On December 18, 2008, in connection with the bankruptcy of the Steve & Barry’s retail chain, the United States Bankruptcy Court for the Southern District of New York held that under Section 365(d)(3) of the U.S. Bankruptcy Code (the “Code”), landlords are entitled to pro-rata postpetition rental payments for the monthly “stub” period following the filing of the debtor-tenant’s bankruptcy petition provided that the debtor-tenant continues to enjoy the right to use and occupy the leased property. See generally, In Re Stone Barn Manhattan LLC, f/k/a Steve & Barry’s LLC, et al., 2008 Bankr. Lexis 3260 (Bankr. S.D.N.Y.).
At issue in In Re Stone Barn was whether, under the Code, debtors are liable, on a post-petition basis, for monthly “stub rent”—that is, the portion of monthly rent attributable to the period that begins on the day the order for bankruptcy relief was first entered and expires at the end of that month—or whether, because the monthly rental obligation accrued in full on the first of the month (prior to the bankruptcy filing), the entire monthly rental obligation was pre-petition and therefore subject to rejection by the debtor under the Code.
Although the Court stayed its decision pending appeal, the Court rejected the argument that monthly stub rent was an unsecured pre-petition obligation and instead held that even if the lease calls for the full payment of monthly rent in advance, that payment will be prorated between the pre-petition and post-petition periods under the Code.
In 1984, Congress amended the Code to provide additional protection to landlords for rent payable after a tenant’s bankruptcy filing. The Court noted that its favoring of the proration method balances the 1984 amendment’s goal of providing protection to landlords for postpetition rent with the overall purpose of the Code. In addition, the Court noted that proration is relatively simple to apply, and is equitable and consistent with typical interpretative practices.
Central to the Court’s ruling was that the proration method could carry out the intent of Congress without eroding the Chapter 11 process, whereas a billing date method would be in direct conflict with the plain purposes of the 1984 amendments to the Code. Prior to In Re Stone Barn, several court rulings on similar issues favored a “billing date” theory and created a situation where the debtortenant could choose the date that it filed for bankruptcy and rejected the lease in order to stay in possession and perhaps avoid another month’s rent. In such instances, the entire monthly rental obligation would be deemed a pre-petition claim and the debtortenant would have the right to use the premises for almost an entire month, possibly without incurring any rent liability for that period.
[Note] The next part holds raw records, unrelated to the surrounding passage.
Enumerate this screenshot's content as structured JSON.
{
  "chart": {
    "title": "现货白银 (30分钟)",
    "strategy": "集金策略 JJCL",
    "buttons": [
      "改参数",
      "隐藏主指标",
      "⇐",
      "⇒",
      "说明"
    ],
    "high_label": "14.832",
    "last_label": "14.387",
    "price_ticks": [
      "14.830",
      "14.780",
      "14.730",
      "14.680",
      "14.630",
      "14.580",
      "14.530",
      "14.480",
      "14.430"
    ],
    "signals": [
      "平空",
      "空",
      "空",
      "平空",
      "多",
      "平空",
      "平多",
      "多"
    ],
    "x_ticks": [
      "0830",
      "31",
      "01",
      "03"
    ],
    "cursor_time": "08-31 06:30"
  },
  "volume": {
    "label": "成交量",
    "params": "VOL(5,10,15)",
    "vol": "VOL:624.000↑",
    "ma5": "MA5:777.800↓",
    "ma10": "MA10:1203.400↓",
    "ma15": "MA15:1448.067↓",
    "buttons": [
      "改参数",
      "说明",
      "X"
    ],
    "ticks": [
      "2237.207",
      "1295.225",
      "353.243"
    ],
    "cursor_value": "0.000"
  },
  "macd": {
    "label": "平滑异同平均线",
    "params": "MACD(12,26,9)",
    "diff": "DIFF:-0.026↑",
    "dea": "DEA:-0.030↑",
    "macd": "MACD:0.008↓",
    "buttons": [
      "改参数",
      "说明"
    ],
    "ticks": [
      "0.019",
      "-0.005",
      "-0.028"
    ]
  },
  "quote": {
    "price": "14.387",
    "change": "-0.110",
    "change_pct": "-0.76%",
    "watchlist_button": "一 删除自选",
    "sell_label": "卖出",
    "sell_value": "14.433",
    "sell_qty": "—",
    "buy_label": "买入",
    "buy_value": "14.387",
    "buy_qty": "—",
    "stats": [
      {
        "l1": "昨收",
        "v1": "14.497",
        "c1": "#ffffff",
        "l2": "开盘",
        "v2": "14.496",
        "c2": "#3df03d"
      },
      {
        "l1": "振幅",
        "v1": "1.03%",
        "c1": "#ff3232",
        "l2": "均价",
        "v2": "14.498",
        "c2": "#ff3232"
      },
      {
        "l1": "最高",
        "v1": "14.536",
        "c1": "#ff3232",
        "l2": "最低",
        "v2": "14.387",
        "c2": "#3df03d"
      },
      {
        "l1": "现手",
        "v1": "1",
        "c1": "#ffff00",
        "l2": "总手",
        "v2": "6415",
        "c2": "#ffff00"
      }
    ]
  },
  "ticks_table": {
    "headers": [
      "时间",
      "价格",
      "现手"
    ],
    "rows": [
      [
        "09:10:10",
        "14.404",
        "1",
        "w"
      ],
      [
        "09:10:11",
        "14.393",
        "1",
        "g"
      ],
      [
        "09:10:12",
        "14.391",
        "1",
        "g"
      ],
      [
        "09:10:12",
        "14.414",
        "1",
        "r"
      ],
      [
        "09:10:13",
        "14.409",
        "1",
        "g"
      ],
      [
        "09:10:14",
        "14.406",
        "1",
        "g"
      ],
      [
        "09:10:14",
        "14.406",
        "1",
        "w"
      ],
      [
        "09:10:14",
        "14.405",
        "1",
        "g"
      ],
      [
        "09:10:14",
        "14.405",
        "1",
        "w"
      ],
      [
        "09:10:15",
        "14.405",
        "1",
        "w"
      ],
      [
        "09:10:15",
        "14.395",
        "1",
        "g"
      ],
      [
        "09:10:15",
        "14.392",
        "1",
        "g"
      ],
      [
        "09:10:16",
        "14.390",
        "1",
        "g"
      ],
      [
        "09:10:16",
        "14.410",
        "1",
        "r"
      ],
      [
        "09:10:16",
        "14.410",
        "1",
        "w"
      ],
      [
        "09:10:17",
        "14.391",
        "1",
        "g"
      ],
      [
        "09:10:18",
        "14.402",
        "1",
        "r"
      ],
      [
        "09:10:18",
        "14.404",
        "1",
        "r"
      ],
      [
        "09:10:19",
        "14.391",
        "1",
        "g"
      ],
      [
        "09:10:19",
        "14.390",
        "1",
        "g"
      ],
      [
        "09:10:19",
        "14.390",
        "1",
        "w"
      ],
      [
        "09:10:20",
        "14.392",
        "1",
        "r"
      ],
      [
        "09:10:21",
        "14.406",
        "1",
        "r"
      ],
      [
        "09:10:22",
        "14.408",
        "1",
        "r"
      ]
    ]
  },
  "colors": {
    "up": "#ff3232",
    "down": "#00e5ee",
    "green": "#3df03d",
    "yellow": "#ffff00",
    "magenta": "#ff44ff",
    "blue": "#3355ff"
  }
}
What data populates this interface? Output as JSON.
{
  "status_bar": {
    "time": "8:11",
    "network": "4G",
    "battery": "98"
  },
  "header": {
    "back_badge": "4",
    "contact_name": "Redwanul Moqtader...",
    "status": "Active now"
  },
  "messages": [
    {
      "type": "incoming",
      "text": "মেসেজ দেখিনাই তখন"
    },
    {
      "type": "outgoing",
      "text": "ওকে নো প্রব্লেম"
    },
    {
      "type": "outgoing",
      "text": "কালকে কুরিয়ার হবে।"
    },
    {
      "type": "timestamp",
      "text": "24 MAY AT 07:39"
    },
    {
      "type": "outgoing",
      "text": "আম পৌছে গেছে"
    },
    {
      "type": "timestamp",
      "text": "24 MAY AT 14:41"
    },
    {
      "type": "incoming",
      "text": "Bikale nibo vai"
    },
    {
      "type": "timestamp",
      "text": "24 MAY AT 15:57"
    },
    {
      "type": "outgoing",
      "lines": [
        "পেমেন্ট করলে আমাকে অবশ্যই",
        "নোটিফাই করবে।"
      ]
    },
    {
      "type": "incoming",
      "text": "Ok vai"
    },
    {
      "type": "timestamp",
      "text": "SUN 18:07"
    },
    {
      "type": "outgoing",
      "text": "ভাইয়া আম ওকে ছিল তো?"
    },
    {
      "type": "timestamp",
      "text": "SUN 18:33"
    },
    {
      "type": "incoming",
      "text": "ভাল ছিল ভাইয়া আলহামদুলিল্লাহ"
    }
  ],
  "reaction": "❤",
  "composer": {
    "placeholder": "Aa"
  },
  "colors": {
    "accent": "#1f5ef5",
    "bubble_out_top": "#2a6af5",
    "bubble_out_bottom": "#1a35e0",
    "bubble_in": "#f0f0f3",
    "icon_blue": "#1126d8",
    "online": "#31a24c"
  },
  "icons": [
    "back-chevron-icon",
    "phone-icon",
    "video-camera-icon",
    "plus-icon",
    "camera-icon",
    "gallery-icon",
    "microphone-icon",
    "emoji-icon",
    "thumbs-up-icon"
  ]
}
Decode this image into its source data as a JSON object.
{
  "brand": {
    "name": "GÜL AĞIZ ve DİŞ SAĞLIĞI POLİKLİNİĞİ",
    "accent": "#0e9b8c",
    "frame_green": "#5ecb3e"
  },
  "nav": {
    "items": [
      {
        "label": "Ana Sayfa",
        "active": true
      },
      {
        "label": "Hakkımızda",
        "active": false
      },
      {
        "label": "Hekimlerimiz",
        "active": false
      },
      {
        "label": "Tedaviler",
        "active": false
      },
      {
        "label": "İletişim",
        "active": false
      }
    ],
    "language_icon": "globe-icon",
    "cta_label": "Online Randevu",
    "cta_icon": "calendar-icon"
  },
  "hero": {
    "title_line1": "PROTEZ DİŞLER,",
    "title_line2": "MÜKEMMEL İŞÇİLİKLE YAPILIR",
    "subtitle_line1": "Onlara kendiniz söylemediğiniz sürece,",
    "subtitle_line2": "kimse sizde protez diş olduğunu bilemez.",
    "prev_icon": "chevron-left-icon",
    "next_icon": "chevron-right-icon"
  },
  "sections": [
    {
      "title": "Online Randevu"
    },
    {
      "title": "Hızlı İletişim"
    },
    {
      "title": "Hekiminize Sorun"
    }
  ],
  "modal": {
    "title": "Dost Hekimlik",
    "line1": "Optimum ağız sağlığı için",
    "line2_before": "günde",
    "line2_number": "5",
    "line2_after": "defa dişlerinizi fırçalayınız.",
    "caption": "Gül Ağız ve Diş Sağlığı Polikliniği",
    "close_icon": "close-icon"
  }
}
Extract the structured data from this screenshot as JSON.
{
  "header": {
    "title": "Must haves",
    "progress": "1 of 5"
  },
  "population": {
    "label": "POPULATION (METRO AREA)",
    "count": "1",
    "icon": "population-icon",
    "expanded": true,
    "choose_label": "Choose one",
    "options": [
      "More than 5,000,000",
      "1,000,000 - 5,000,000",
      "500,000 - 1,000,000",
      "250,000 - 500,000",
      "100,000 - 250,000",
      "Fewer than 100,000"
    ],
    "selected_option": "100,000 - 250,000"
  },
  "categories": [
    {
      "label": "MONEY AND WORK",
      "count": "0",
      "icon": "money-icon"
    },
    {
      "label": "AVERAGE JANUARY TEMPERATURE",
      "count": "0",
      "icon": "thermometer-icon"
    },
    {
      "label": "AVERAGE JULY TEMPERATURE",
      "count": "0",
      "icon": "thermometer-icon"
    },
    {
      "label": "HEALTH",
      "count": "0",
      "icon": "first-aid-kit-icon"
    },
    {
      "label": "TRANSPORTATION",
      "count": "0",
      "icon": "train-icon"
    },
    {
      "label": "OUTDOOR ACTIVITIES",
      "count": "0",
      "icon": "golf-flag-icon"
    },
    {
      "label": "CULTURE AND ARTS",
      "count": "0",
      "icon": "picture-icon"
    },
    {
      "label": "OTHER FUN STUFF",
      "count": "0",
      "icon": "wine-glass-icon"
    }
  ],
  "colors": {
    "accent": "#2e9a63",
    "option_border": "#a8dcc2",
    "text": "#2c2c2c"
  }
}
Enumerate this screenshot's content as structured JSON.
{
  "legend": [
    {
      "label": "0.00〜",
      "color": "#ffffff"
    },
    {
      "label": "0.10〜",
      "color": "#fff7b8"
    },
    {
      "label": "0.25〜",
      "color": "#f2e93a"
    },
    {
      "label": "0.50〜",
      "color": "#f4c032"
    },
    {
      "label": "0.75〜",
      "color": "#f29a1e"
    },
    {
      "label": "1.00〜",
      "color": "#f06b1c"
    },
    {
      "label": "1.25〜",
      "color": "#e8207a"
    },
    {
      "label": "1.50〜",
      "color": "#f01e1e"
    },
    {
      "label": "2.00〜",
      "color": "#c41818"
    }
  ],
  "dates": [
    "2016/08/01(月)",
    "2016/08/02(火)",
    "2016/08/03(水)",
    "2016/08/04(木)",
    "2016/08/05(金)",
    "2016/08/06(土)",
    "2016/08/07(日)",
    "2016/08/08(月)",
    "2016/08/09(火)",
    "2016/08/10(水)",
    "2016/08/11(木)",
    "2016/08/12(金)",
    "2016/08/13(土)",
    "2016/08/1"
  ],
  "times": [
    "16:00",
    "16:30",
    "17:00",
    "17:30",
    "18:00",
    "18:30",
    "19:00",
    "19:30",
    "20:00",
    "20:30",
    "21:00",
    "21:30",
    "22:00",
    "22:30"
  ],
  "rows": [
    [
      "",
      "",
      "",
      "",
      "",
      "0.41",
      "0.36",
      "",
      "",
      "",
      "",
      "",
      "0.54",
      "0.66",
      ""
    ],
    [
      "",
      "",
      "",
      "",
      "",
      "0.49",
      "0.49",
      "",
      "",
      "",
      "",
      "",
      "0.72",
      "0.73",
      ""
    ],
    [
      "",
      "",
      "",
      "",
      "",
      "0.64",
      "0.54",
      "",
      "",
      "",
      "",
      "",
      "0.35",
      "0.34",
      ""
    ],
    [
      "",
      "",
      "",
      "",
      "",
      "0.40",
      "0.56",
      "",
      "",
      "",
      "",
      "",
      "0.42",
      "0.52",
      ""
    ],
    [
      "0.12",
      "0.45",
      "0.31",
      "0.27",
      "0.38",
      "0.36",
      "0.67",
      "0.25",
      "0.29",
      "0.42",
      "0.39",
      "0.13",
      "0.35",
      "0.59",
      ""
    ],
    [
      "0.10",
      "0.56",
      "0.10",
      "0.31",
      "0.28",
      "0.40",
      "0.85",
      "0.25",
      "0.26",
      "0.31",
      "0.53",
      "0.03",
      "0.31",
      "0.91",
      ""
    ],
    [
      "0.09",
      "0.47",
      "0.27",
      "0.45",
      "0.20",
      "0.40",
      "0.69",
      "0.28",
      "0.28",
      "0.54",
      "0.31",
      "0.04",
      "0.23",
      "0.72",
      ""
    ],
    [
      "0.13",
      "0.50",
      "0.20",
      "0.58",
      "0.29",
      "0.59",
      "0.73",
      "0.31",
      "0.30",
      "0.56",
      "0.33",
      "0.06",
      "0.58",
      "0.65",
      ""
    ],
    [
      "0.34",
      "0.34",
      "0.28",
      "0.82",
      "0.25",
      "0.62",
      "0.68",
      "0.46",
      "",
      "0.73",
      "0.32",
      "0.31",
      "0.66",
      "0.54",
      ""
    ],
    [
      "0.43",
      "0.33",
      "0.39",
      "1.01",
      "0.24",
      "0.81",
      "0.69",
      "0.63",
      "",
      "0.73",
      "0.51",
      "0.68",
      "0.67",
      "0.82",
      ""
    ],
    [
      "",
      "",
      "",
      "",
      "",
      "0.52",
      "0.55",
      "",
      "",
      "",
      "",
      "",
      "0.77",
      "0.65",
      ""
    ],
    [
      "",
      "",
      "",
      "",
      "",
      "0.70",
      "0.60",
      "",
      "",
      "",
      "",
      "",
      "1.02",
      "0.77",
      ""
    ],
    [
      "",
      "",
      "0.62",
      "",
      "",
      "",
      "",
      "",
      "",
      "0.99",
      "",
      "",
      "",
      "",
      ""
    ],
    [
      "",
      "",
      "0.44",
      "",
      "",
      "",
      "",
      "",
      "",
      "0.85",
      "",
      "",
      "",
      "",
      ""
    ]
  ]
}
In order to obtain any rent for the stub period, a landlord would be required to file a motion and prove a benefit to the debtor from the occupancy of the leased premises, after a notice and a hearing.
Ultimately, the Stone Barn Court held the debtors responsible, on a post-petition basis, for rent as it accrues, measured on a daily basis, after the date of the order for relief until the end of that month.
Debtor-tenants will need to carefully consider the dates on which they file an order for relief, and reject leases and executory contracts in light of the holding in In Re Stone Barn. Unless the In Re Stone Barn Court is overruled on appeal, debtor-tenants should consider filing later in the month since the days remaining after the filing will be prorated and the trustee will be obligated to pay prorated rent for the post-petition days in that month. However, if the Court’s favoring of the proration method is overruled, debtors should consider filing for bankruptcy earlier in the month, given that the entire month’s rent will be deemed an unsecured pre-petition obligation.
Landlords need to carefully monitor the outcome of the appeal in order to stay apprised of their rights to rental claims under the Code.